Donald Trump is engaged in a war against “Fake News.” Although, in his mind, “Fake News” means any sort of criticism against him, regardless of its veracity. Although there is obviously some widespread misinformation about him, Donald Trump is most certainly not engaged in a battle against fictitious news stories. If he were, his preferred news source might be NPR, not Fox News (whose consistent viewers, according to a FDU Public Mind Study, scored lower in a current events questionnaire than viewers who watched no news at all). Fox News, undoubtedly, perpetuates far more biased information than the other major news networks, so, if the president were keen on restoring truth to journalism, he would detest the deliberately deceptive partisanship of Fox News.
To give you a sense of the other news sources Trump supports, while appearing on Infowars, Alex Jones’ radio talk show, he complimented Jones’s “amazing reputation.” Alex Jones, for context, once introduced a conspiracy theory that the gut-wrenching Sandy Hook massacre was a government hoax where no one was killed (prior to Trump’s appearance on his show). In all of the false reports that I have seen, no story is more heartless, baseless, and absolutely detestable. Exploiting the murders of innocent school children to stir up controversy and garner attention for a radio show is utterly reprehensible, and no one who does such has an “amazing reputation.”
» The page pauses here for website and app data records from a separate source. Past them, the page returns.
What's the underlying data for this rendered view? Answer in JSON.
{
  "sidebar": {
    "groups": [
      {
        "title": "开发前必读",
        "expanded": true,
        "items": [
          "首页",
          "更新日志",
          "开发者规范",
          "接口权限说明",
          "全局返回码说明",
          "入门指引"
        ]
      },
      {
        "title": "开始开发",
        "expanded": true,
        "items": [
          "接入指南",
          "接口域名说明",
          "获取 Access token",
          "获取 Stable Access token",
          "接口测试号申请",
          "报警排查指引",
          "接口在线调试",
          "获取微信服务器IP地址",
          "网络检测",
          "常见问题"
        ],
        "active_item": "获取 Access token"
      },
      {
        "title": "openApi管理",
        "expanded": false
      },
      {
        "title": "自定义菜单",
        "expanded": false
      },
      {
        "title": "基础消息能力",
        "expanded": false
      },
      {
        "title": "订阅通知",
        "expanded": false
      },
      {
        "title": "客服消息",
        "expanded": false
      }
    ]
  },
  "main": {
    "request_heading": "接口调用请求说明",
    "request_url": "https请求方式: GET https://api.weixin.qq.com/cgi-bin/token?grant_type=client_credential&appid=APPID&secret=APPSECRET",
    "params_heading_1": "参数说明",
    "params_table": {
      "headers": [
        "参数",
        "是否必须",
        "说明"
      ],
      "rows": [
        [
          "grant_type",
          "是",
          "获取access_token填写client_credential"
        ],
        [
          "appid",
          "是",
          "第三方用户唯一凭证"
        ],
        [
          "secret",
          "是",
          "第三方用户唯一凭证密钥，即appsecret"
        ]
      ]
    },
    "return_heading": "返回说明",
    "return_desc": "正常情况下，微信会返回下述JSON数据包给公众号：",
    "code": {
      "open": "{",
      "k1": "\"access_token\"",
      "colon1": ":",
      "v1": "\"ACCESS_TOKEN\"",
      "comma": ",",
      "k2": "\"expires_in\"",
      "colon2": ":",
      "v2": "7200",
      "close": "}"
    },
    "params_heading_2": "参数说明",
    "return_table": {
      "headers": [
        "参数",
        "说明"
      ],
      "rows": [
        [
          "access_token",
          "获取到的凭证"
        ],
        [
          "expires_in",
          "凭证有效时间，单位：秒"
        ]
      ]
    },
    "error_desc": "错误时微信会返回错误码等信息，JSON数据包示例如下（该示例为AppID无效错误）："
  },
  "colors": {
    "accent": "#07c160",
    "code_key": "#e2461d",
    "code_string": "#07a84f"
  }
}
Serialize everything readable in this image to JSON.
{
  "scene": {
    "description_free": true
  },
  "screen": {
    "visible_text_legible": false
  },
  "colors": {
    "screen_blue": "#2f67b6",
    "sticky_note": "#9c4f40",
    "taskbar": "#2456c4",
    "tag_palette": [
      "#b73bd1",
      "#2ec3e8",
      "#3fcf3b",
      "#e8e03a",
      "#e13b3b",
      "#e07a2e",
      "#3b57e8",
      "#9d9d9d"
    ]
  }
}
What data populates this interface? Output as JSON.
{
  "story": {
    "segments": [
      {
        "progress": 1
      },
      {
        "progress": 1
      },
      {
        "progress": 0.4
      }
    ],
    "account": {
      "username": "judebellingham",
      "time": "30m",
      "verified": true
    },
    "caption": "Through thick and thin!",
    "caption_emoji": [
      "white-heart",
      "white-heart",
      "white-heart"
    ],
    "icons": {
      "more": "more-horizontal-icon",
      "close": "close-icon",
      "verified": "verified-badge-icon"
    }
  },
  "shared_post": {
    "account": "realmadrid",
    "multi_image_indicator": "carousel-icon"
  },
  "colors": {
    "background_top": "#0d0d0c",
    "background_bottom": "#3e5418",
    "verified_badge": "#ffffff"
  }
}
In actuality, Trump’s attacks on CNN, the New York Times, and other reputable news sources serves as a means to delegitimize the media as a reliable source of information. The free press provides a key tenet in maintaining our democracy, offering an often unrecognized system of checks and balances between representatives and their constituents. By corroding the inherent dependability of the free press, Donald Trump has created an environment where (at least to his supporters) he is the sole dictator of what’s true and false. News sources that support the president are rewarded with retweets, while news sources that cover him negatively are attacked relentlessly, permanently branded with a Scarlet Letter-esq “Fake News” tweet.
The parallels between Trump’s actions and previous authoritarian fascists are alarming, to say the least. Both Hitler and Stalin rose to power by instituting a state-controlled press, and modern-day dictators, such as Syrian President Bashar al-Assad and Venezuela’s socialist leader Nicolás Maduro, have already used the term “Fake News” to quash criticism from their own respective journalists.
Trump’s recent Fake News Awards are perhaps the climax of his attacks on the press. A collection of “Fake News” sources, listing Op-Eds that incorrectly predicted the future and retracted stories as “Fake News,” the awards were nothing more than a callous attack on the media. The issue here is not that the stories were incorrect — it’s that Trump has forever tarnished the reputability of these news organizations with his tweets. An act undermining our democratic processes — whether it be our right to free elections, right to free speech, or right to free press — is an attack on our country, and must be treated as such.